British Airways has a simple motto: to fly, to serve. But not everyone is happy with a Twitter ad the brand has been serving to US consumers.
The tweet, which targeted Twitter users in the U.S., nodded to the pound’s 31-year low against the dollar following “Brexit” Britain’s decision to leave the EU last Thursday.
Your dollar has never gone further, and with our amazing 3 day sale you can see even more of London! https://t.co/yaaJ808kVW
— British Airways (@British_Airways) June 27, 2016
Last night the U.K.’s credit rating was downgraded to AA from AAA. The world markets continue to be rocked too, with Friday and Monday seeing their biggest two-day fall on record.
While the tweet received plenty of shares, in its comments BA received a backlash from consumers for capitalising on the chaos, branding the promotion “too soon”.
@British_Airways Too soon, BA. Too soon.
— Kristine Smith (@KSmithSF) June 27, 2016
Too soon. @British_Airways
— Marsha Iverson (@BookPitcher) June 27, 2016
.@British_Airways Horrendously tacky, turning the brexit market crash into a sales pitch.
— Fortunalee (@Fortunalee) June 27, 2016
@British_Airways @MarkXA before it becomes a smoking crater? sensitive marketing much?
— Mary Branscombe (@marypcbuk) June 27, 2016
@British_Airways No, your company is attempting to make $ off a tumultuous time & possible UK economic downturn. Your ad says enough. #Greed
— Smile Back (@HoppusAurelius) June 27, 2016
According to VisitEngland, Americans are the U.K.’s top spenders, making up 9 percent of visitors each year.

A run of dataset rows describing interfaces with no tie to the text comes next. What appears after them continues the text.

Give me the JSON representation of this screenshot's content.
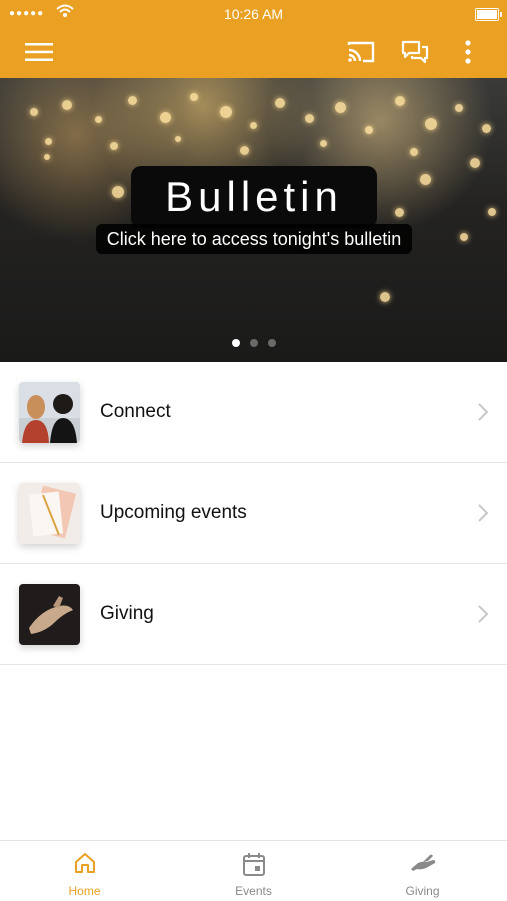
{
  "status_bar": {
    "time": "10:26 AM",
    "signal": "●●●●●"
  },
  "app_bar": {
    "menu_icon": "hamburger-menu-icon",
    "cast_icon": "cast-icon",
    "chat_icon": "chat-bubbles-icon",
    "more_icon": "more-vertical-icon",
    "color": "#e9a023"
  },
  "hero": {
    "title": "Bulletin",
    "subtitle": "Click here to access tonight's bulletin",
    "pages": 3,
    "active_page": 1
  },
  "menu": [
    {
      "label": "Connect"
    },
    {
      "label": "Upcoming events"
    },
    {
      "label": "Giving"
    }
  ],
  "tabs": [
    {
      "label": "Home",
      "icon": "home-icon",
      "active": true
    },
    {
      "label": "Events",
      "icon": "calendar-icon",
      "active": false
    },
    {
      "label": "Giving",
      "icon": "giving-hand-icon",
      "active": false
    }
  ],
  "colors": {
    "accent": "#e9a023",
    "tab_inactive": "#8a8a8a"
  }
}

So far, none of BA’s competitors have promoted Brexit-themed deals. Australian airline Qantas is offering triple points on flights to London until July 4 — but the company’s promotion does not make an overt link to the U.K.’s current economic climate. Meanwhile, low-cost airline Monarch told Digiday it was offering discounts on UK flights to Spanish and Italian customers via email.

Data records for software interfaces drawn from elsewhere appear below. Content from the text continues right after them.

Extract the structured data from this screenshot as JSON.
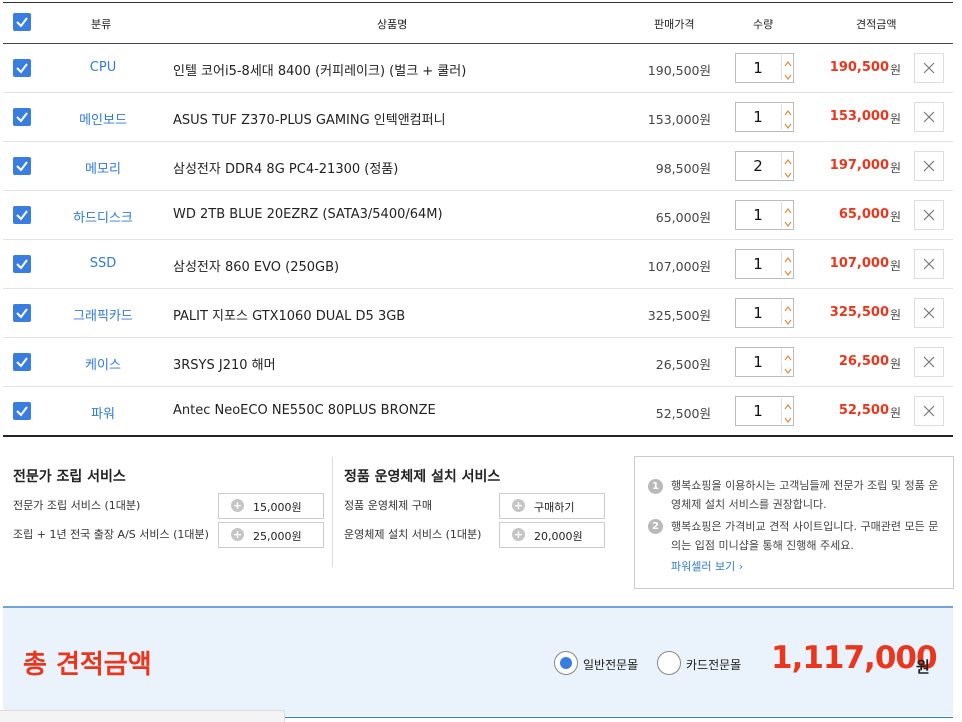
{
  "header": {
    "category": "분류",
    "product": "상품명",
    "price": "판매가격",
    "quantity": "수량",
    "estimate": "견적금액"
  },
  "items": [
    {
      "category": "CPU",
      "name": "인텔 코어i5-8세대 8400 (커피레이크) (벌크 + 쿨러)",
      "price": "190,500원",
      "qty": "1",
      "estimate": "190,500",
      "won": "원"
    },
    {
      "category": "메인보드",
      "name": "ASUS TUF Z370-PLUS GAMING 인텍앤컴퍼니",
      "price": "153,000원",
      "qty": "1",
      "estimate": "153,000",
      "won": "원"
    },
    {
      "category": "메모리",
      "name": "삼성전자 DDR4 8G PC4-21300 (정품)",
      "price": "98,500원",
      "qty": "2",
      "estimate": "197,000",
      "won": "원"
    },
    {
      "category": "하드디스크",
      "name": "WD 2TB BLUE 20EZRZ (SATA3/5400/64M)",
      "price": "65,000원",
      "qty": "1",
      "estimate": "65,000",
      "won": "원"
    },
    {
      "category": "SSD",
      "name": "삼성전자 860 EVO (250GB)",
      "price": "107,000원",
      "qty": "1",
      "estimate": "107,000",
      "won": "원"
    },
    {
      "category": "그래픽카드",
      "name": "PALIT 지포스 GTX1060 DUAL D5 3GB",
      "price": "325,500원",
      "qty": "1",
      "estimate": "325,500",
      "won": "원"
    },
    {
      "category": "케이스",
      "name": "3RSYS J210 해머",
      "price": "26,500원",
      "qty": "1",
      "estimate": "26,500",
      "won": "원"
    },
    {
      "category": "파워",
      "name": "Antec NeoECO NE550C 80PLUS BRONZE",
      "price": "52,500원",
      "qty": "1",
      "estimate": "52,500",
      "won": "원"
    }
  ],
  "assembly": {
    "title": "전문가 조립 서비스",
    "rows": [
      {
        "label": "전문가 조립 서비스 (1대분)",
        "button": "15,000원"
      },
      {
        "label": "조립 + 1년 전국 출장 A/S 서비스 (1대분)",
        "button": "25,000원"
      }
    ]
  },
  "os": {
    "title": "정품 운영체제 설치 서비스",
    "rows": [
      {
        "label": "정품 운영체제 구매",
        "button": "구매하기"
      },
      {
        "label": "운영체제 설치 서비스 (1대분)",
        "button": "20,000원"
      }
    ]
  },
  "notice": {
    "items": [
      {
        "num": "1",
        "text": "행복쇼핑을 이용하시는 고객님들께 전문가 조립 및 정품 운영체제 설치 서비스를 권장합니다."
      },
      {
        "num": "2",
        "text": "행복쇼핑은 가격비교 견적 사이트입니다. 구매관련 모든 문의는 입점 미니샵을 통해 진행해 주세요."
      }
    ],
    "link": "파워셀러 보기 ›"
  },
  "total": {
    "label": "총 견적금액",
    "option1": "일반전문몰",
    "option2": "카드전문몰",
    "amount": "1,117,000",
    "won": "원"
  },
  "colors": {
    "accent_blue": "#3a7de0",
    "category_blue": "#2f7bd9",
    "price_red": "#e9361d",
    "total_bg": "#eaf2fb"
  }
}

Willie Walsh, the CEO of British Airways’ parent company IAG, told Bloomberg at that he was predicting a surge in inbound tourism to the U.K. as visitors capitalize on the increased spending power of the dollar.
Other airlines like budget operator Ryanair are worried about Britain’s appetite for traveling weakening, with reduced spending putting a squeeze on margins.

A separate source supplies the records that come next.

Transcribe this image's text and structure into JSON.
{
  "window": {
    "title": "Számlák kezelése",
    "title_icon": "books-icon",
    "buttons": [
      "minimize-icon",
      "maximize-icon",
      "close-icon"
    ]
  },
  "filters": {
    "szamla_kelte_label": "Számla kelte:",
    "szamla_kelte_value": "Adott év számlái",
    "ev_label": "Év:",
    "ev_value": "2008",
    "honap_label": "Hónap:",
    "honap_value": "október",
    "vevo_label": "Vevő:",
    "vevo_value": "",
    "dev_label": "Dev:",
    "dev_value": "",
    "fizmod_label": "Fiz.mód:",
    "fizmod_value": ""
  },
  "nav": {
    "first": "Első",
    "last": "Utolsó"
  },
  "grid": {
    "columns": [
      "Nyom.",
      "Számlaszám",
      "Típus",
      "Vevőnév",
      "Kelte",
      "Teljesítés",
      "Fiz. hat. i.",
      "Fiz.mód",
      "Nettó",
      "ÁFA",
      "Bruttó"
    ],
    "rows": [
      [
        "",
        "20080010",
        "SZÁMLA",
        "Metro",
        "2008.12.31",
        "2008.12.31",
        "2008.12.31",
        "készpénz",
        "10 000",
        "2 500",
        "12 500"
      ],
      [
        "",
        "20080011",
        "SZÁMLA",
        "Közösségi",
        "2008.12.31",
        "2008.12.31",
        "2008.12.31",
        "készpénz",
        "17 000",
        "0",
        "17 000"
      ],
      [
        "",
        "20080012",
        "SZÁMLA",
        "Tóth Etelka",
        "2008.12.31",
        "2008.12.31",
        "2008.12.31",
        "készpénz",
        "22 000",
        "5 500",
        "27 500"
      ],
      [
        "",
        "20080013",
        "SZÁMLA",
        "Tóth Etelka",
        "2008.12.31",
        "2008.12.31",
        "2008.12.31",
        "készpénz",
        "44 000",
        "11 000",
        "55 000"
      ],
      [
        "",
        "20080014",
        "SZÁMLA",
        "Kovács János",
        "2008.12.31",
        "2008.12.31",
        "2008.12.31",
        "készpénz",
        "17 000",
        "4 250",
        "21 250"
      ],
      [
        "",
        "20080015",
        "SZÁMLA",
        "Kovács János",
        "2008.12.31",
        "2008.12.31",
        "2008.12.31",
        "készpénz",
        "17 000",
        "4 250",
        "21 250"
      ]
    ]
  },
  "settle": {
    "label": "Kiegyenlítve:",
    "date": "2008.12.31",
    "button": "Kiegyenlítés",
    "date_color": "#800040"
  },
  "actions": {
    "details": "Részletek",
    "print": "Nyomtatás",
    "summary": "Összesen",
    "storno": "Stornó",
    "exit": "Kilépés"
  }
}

Airlines have been some of the companies hardest hit by the referendum fallout. Stocks at IAG and EasyJet have fallen over 3o percent since June 23.
TikTok’s uncertain future: the issues marketers should (and shouldn’t) fret over
A TikTok ban would require U.S. lawmakers to prove that the short-form video app is a genuine national security risk. So far, that hasn’t happened.
Maybe Web3 isn’t as dead as it would seem, as agencies play with new data-generating models
Agencies are continuing to invest in Web3 technologies in new ways, from client activations to data management.
Why real estate company Windermere is adding influencers to its marketing mix and spending half of its ad budget on them
Windermere is working with Seattle-based agency PB& as well as the home-focused publication Domino to partner with influencers like design influencer Max Humphrey.
SponsoredHow critical data pillars will increase brands’ confidence in CTV
Mario Diez, CEO, Peer39 With every quarter, the balance of TV viewership slips away from the traditional linear model and more towards connected TV. Less than half of the adults in the U.S. subscribe to cable or satellite, and fewer than half of the households watched linear TV daily in the second half of 2022. […]
Digiday+ Research: Agencies’ attitudes on secondary social platforms have seen ups and downs (especially on Twitter)
Digiday+ Research surveyed over 100 agency professionals, and found that agency clients' approach to the channels categorized as "other social platforms" has been somewhat erratic over the last year.
Why DOOH is a big draw for startups and direct response marketers
As digital ad channels, like social and paid search, become saturated and data privacy gets more restricted, startups and small businesses turn to DOOH to boost brand awareness.